Discovery could lead to ways of regrowing damaged cardiac tissue, experts say,,,,
THURSDAY, April 2 (HealthDay News) -- Solving a longstanding mystery, scientists have found that the human heart continues to generate new cardiac cells throughout the life span, although the rate of new cell production slows with age.
The finding, published in the April 3 issue of Science, could open a new path for the treatment of heart diseases such as heart failure and heart attack, experts say.
"We find that the beating cells in the heart, cardiomyocytes, are renewed," said lead researcher Dr. Jonas Frisen, a professor of stem cell research at the Karolinska Institute in Stockholm, Sweden. "It has previously not been known whether we were limited to the cardiomyocytes we are born with or if they could be renewed," he said.
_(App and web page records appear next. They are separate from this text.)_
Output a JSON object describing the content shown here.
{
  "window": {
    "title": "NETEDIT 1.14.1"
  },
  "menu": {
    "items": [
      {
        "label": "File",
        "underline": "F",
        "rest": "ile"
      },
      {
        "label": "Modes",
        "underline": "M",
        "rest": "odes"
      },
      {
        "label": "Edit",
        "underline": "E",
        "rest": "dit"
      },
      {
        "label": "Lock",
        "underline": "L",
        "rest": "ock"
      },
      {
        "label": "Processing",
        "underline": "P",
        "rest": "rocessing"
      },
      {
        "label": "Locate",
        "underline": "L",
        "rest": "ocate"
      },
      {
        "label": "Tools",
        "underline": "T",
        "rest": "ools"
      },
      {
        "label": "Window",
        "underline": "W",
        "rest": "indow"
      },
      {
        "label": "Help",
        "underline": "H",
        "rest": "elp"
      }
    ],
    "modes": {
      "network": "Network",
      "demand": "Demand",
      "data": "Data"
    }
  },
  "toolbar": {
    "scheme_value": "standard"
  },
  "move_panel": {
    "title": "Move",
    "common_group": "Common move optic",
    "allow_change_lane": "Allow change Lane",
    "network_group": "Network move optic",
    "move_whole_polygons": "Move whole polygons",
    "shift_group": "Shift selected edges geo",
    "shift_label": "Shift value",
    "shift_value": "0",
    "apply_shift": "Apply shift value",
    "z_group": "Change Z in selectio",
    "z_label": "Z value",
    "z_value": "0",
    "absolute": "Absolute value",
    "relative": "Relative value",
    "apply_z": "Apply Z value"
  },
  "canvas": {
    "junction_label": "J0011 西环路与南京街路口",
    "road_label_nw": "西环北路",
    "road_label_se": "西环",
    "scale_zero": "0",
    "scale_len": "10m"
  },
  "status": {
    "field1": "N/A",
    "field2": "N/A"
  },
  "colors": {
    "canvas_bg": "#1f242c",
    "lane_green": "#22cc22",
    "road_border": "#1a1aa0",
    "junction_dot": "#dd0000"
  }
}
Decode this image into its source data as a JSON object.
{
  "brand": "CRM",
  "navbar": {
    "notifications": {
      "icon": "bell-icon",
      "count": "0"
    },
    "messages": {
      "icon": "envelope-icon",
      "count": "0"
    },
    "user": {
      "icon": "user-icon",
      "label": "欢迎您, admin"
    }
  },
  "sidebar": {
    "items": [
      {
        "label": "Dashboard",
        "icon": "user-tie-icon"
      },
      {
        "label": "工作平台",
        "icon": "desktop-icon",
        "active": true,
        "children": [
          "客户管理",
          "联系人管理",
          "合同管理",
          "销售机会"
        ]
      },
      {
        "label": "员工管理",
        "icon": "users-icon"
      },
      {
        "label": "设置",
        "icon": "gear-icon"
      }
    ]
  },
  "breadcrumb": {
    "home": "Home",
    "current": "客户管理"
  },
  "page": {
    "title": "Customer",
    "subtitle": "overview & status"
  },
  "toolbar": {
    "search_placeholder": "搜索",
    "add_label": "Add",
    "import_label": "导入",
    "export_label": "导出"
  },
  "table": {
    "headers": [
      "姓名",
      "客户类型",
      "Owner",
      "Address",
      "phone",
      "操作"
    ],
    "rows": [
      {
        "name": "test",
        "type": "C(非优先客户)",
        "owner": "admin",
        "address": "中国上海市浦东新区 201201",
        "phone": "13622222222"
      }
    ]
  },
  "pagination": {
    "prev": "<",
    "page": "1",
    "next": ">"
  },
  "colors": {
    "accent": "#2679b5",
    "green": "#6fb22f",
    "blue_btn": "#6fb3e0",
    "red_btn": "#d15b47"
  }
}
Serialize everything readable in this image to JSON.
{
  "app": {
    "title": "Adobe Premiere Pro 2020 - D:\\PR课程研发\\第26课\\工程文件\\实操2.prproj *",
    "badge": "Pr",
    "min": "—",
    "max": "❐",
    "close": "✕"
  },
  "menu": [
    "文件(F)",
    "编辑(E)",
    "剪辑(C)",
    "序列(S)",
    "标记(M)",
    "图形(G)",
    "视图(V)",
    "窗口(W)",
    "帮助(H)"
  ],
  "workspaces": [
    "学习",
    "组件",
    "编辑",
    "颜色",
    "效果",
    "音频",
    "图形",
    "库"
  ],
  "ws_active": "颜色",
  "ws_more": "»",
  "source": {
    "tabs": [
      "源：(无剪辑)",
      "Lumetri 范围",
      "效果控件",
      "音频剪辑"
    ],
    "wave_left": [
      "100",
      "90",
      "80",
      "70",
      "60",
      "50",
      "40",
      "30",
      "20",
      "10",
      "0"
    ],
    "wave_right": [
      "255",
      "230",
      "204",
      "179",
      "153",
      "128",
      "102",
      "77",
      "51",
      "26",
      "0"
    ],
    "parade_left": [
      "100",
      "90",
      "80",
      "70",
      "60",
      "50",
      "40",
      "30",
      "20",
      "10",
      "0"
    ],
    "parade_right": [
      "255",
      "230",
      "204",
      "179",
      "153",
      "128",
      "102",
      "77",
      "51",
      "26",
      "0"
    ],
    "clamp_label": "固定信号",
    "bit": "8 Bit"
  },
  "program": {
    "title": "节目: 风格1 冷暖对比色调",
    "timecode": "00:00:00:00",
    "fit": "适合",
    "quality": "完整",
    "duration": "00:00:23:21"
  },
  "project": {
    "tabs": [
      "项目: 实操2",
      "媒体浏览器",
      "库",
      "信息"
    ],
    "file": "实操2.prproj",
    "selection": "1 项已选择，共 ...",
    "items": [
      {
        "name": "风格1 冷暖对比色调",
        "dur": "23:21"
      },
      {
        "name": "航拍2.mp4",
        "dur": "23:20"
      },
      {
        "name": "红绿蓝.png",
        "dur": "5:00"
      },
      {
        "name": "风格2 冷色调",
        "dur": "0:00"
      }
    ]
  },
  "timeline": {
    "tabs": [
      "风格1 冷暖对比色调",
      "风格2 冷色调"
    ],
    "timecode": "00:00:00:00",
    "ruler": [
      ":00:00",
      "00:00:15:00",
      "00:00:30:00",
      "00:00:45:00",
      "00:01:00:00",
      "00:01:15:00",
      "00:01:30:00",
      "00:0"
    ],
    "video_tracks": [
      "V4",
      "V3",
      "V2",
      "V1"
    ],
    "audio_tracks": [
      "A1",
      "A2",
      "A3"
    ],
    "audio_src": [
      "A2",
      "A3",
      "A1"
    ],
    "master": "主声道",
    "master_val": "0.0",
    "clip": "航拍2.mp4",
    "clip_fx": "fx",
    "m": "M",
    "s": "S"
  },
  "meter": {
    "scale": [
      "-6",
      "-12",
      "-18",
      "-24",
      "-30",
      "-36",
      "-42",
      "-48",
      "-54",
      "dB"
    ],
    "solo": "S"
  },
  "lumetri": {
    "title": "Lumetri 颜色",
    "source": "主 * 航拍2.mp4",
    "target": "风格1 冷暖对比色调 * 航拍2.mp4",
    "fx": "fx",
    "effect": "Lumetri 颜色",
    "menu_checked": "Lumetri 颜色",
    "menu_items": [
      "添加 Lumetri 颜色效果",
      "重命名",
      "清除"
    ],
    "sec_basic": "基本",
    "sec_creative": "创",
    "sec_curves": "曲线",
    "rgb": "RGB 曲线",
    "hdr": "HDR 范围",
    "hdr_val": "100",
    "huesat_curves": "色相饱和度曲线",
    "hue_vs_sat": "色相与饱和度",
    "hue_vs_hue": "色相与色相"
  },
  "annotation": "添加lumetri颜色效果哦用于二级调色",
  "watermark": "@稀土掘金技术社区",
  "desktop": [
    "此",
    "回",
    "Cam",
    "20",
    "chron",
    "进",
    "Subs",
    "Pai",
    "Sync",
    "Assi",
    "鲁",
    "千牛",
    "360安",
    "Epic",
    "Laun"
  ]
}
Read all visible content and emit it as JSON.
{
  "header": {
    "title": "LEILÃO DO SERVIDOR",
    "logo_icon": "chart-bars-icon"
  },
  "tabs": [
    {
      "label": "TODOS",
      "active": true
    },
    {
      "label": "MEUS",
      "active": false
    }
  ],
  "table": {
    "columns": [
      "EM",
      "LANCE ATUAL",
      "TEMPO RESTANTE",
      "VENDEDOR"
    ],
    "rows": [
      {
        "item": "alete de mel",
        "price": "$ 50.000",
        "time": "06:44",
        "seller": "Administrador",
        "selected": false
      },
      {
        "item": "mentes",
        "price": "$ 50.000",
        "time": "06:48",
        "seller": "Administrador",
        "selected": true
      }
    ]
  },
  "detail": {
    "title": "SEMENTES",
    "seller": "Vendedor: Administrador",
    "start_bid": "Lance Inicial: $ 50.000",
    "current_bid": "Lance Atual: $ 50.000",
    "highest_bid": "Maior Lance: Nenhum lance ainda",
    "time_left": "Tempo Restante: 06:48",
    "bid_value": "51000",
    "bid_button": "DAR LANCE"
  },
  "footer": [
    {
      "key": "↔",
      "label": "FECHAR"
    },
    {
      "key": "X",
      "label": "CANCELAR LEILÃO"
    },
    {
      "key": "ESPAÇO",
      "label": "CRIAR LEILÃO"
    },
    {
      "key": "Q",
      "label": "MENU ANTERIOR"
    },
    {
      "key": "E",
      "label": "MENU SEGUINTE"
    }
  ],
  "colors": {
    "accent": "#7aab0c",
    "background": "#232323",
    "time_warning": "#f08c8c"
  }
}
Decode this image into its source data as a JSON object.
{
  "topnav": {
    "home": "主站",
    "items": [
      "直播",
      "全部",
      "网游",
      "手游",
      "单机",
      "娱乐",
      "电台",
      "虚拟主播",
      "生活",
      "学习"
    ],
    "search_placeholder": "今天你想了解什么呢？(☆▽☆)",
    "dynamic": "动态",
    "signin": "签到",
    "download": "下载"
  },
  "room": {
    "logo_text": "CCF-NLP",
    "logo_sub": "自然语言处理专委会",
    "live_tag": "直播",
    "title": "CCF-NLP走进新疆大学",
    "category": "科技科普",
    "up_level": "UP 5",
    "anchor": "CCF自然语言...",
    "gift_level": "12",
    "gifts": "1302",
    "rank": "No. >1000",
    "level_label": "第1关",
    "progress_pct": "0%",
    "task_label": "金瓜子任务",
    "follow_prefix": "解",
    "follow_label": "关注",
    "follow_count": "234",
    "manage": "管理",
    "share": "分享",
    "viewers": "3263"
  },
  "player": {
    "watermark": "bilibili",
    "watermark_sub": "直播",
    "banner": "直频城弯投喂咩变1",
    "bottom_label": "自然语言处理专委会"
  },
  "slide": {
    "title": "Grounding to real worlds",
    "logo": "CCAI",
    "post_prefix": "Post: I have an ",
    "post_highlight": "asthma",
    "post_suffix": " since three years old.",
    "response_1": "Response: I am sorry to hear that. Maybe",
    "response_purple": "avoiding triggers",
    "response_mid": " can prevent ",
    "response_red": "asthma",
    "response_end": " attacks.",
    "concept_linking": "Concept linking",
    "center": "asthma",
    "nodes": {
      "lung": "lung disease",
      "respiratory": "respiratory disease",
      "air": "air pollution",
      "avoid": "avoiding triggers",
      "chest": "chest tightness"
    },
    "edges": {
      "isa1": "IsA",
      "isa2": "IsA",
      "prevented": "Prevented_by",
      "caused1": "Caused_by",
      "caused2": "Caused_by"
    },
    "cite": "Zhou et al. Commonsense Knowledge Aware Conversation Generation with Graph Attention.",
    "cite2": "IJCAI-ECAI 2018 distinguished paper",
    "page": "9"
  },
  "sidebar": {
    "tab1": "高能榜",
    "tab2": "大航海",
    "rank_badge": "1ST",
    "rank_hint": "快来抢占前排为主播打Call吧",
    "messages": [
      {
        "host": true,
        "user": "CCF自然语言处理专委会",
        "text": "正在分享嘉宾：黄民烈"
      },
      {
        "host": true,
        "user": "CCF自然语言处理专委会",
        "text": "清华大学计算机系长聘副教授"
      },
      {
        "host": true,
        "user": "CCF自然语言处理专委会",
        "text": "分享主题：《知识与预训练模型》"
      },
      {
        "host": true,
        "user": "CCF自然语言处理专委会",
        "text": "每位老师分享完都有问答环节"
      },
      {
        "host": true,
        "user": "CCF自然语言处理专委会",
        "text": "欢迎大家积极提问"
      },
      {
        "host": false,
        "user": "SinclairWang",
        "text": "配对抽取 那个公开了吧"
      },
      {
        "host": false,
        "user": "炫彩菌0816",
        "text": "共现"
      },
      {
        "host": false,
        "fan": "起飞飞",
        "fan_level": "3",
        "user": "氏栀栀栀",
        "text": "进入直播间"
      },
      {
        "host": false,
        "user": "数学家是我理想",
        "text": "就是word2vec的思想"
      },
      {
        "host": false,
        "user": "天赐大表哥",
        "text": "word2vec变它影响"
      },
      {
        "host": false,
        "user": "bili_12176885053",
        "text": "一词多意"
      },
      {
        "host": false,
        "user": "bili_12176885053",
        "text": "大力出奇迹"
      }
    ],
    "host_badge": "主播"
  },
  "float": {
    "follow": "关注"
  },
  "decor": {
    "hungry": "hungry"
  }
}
The process of renewing these cells changes over time, Frisen added. In a 20-year-old, about 1 percent of cardiomyocytes are exchanged each year, but the turnover rate decreases with age to only 0.45 percent by age 75.
"If we can understand how the generation of new cardiomyocytes is regulated, it may be potentially be possible to develop pharmaceuticals that promote this process to stimulate regeneration after, for example, a heart attack," Frisen said.
That could lead to treatment that helps restore damaged hearts.
"A lot of people suffer from chronic heart failure," noted co-author Dr. Ratan Bhardwaj, also from the Karolinska Institute. "Chronic heart failure arises from heart cells dying," he said.
With this finding, scientists are "opening the door to potential therapies to having ourselves heal ourselves," Bhardwaj said. "Maybe one could devise a pharmaceutical agent that would make heart cells make new and more cells to overcome the problem they are facing."
But roadblocks remain. According to Bhardwaj, scientists do not yet know how to increase
All rights reserved